CBS and ABC are getting in on The WB's act, joining forces with major advertisers in an effort to develop family friendly programming.
The Family Friendly Programming Forum, a coalition of 13 advertisers, including AT&T, IBM and Johnson & Johnson, will give both CBS and ABC close to half a million dollars this season to develop scripts that could lead to the next
Touched by an Angel
The WB, which started the trend a year ago and quickly produced this season's new series
with the advertisers 'seed money, is going to give it another shot for fall 2001. The advertisers fronted close to $500,000 for this season and will continue that arrangement next year.
Eight scripts were produced from the advertisers' fund last year at The WB. After it was narrowed to three pilots
Gilmore Girls, about a 16-year old girl and her unwed, working mom, was hatched. Critics have been generally impressed-it just won the Viewers for Quality Television's "show of the year" plaudits-and, for the season against tough Thursday night competition, it averages a 1.4 rating and 4 share in adults 18-49, with 3.8 million viewers.

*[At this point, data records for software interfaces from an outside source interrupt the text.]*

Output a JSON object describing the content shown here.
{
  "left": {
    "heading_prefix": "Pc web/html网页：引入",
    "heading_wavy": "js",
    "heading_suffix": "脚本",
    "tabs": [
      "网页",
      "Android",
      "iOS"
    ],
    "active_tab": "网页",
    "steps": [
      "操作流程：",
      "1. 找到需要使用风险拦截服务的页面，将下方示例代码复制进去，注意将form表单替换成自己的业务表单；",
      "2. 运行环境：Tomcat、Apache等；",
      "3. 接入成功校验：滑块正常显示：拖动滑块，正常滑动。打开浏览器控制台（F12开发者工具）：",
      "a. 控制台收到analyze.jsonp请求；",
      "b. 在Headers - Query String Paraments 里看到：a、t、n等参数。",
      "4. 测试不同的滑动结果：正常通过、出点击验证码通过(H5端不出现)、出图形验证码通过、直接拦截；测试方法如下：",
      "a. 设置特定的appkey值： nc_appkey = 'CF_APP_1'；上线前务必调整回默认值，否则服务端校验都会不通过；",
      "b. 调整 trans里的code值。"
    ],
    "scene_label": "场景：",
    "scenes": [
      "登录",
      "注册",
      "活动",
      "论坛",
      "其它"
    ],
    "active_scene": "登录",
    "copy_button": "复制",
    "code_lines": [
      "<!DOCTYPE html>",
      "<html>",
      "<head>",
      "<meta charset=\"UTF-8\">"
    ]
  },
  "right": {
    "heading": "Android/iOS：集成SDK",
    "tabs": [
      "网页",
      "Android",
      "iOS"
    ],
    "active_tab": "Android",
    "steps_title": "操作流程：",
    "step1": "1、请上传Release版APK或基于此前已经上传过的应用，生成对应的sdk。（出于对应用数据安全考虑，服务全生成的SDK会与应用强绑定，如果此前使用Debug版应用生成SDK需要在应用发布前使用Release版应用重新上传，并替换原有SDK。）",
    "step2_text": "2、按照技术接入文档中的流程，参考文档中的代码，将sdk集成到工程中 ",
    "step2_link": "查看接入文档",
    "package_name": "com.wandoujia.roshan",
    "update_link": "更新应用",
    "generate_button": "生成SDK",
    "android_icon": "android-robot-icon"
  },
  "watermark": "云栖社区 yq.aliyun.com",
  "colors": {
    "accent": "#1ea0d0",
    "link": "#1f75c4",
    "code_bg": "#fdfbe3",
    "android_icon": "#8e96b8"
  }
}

But CBS and ABC like the risk/reward ratio. "Clearly, it's an area where we have always been strong with shows like
Dr. Quinn, Medicine
Murder, She Wrote
and even now with
Touched by an Angel,
and it's great to have the advertisers sort of as your partner as you start the development process," says CBS TV President Les Moonves. "I think it's a great move on their part to aggressively say that these shows may not quite have the sex appeal, but the advertising community will still greatly support them."
Adds a spokesman for ABC, "It's a win-win for everybody. The timing is right, and if we end up going forward with some series, it pays off for both of us.
Here's how it works: The forum allocates funds to each of the participating networks to underwrite the development of family friendly scripts. Each network then "independently" administers its own selection process and green-lights as many pilots as it desires. If a script is made into a pilot, the network reimburses the Fund and that money can be re-deployed as seed funding for other new scripts.
If a family friendly show makes it on to a network's lineup, is it guaranteed financial backing from the group of advertisers? Not necessarily. "What happens is that each of the [advertisers] makes their own decisions on whether to advertise on any shows that come out of this or not," says Johnson & Johnson's John McKeegan. "But certainly they will be given strong consideration."
Moonves hopes to develop five scripts with the advertisers' money this season and get a few pilots out of it. ABC executives are seeking similar results. NBC and FOX are not commenting on the family friendly fund initiative.
When The WB announced its arrangement with the forum last year, nay-sayers questioned how much advertisers would try to influence content. But WB programmers say they were not influenced "one bit" by outside forces.